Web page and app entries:
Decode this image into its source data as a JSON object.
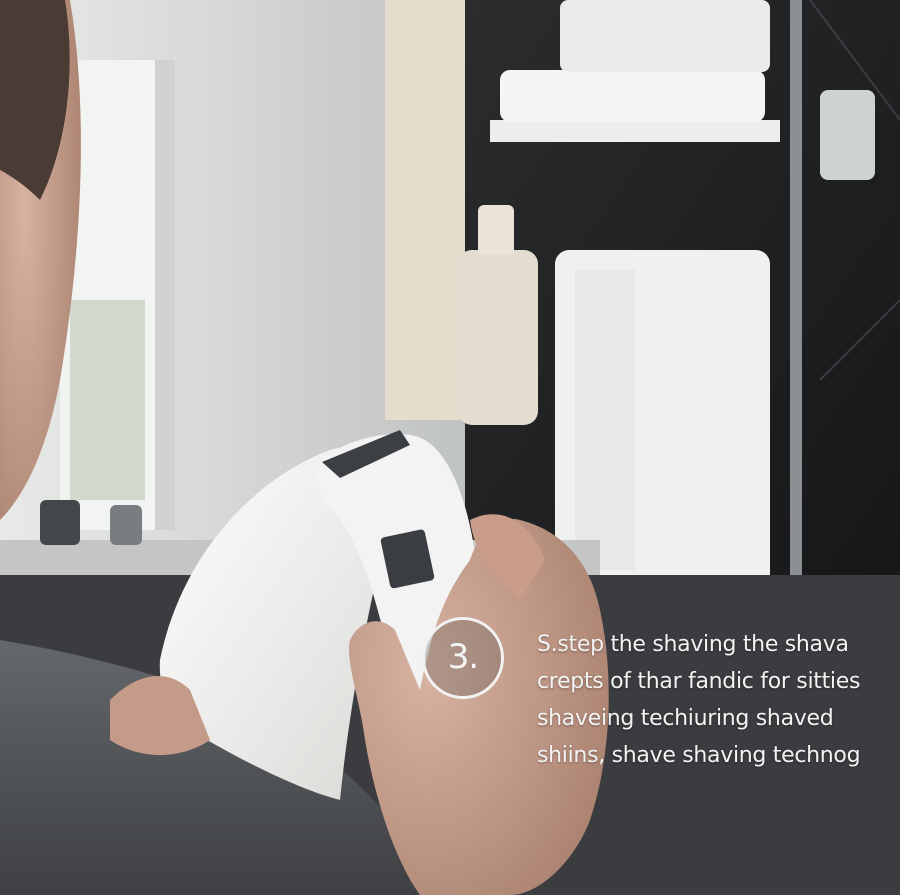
{
  "step": {
    "number": "3.",
    "caption_lines": [
      "S.step the shaving the shava",
      "crepts of thar fandic for sitties",
      "shaveing techiuring shaved",
      "shiins, shave shaving technog"
    ]
  },
  "colors": {
    "wall_dark": "#1e2022",
    "towel_white": "#f1f1ef",
    "shirt_grey": "#55585c",
    "skin": "#c9a391",
    "text": "#f3f3f3"
  },
  "icons": {
    "step_badge": "circle-outline"
  }
}
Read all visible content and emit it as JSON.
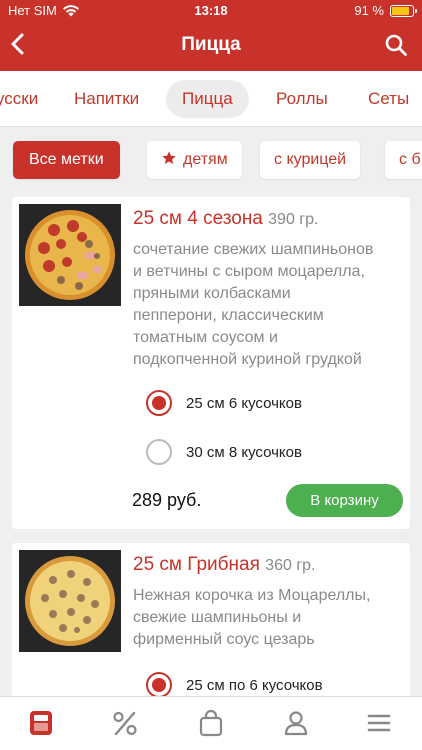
{
  "status": {
    "carrier": "Нет SIM",
    "time": "13:18",
    "battery": "91 %",
    "battery_level": 0.91
  },
  "header": {
    "title": "Пицца"
  },
  "categories": [
    "усски",
    "Напитки",
    "Пицца",
    "Роллы",
    "Сеты"
  ],
  "chips": [
    "Все метки",
    "детям",
    "с курицей",
    "с б"
  ],
  "products": [
    {
      "name": "25 см 4 сезона",
      "weight": "390 гр.",
      "description": [
        "сочетание свежих шампиньонов",
        "и ветчины с сыром моцарелла,",
        "пряными колбасками",
        "пепперони, классическим",
        "томатным соусом и",
        "подкопченной куриной грудкой"
      ],
      "options": [
        "25 см 6 кусочков",
        "30 см 8 кусочков"
      ],
      "selected": 0,
      "price": "289 руб.",
      "cart_label": "В корзину"
    },
    {
      "name": "25 см  Грибная",
      "weight": "360 гр.",
      "description": [
        "Нежная корочка из Моцареллы,",
        "свежие шампиньоны и",
        "фирменный соус цезарь"
      ],
      "options": [
        "25 см по 6 кусочков"
      ],
      "selected": 0
    }
  ],
  "colors": {
    "brand": "#c8322a",
    "cart": "#4caf50",
    "muted": "#8a8a8a"
  },
  "icons": {
    "status": [
      "wifi-icon",
      "battery-icon"
    ],
    "header": [
      "back-chevron-icon",
      "search-icon"
    ],
    "chips": [
      "star-icon"
    ],
    "nav": [
      "menu-card-icon",
      "percent-icon",
      "bag-icon",
      "user-icon",
      "hamburger-icon"
    ]
  }
}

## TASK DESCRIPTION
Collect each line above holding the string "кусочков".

## EXERCISE OUTPUT
        "25 см 6 кусочков",
        "30 см 8 кусочков"
        "25 см по 6 кусочков"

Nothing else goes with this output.